━━ Data extracts

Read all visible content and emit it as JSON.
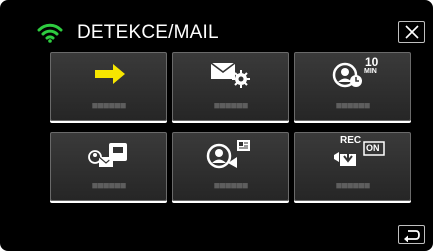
{
  "header": {
    "title": "DETEKCE/MAIL",
    "wifi_icon": "wifi-icon",
    "close_icon": "close-icon"
  },
  "tiles": [
    {
      "label": "■■■■■■",
      "icon": "arrow-right-icon",
      "accent": "#f7e600"
    },
    {
      "label": "■■■■■■",
      "icon": "mail-settings-icon",
      "accent": "#ffffff"
    },
    {
      "label": "■■■■■■",
      "icon": "person-timer-10min-icon",
      "badge": "10",
      "sub_badge": "MIN"
    },
    {
      "label": "■■■■■■",
      "icon": "mail-to-device-icon",
      "accent": "#ffffff"
    },
    {
      "label": "■■■■■■",
      "icon": "face-detect-icon",
      "accent": "#ffffff"
    },
    {
      "label": "■■■■■■",
      "icon": "rec-download-on-icon",
      "badge": "REC",
      "sub_badge": "ON"
    }
  ],
  "footer": {
    "back_icon": "return-icon"
  },
  "colors": {
    "background": "#000000",
    "tile": "#333333",
    "wifi": "#2ecc40",
    "arrow": "#f7e600"
  }
}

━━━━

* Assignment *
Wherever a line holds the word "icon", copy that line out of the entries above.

* Task answer *
    "wifi_icon": "wifi-icon",
    "close_icon": "close-icon"
      "icon": "arrow-right-icon",
      "icon": "mail-settings-icon",
      "icon": "person-timer-10min-icon",
      "icon": "mail-to-device-icon",
      "icon": "face-detect-icon",
      "icon": "rec-download-on-icon",
    "back_icon": "return-icon"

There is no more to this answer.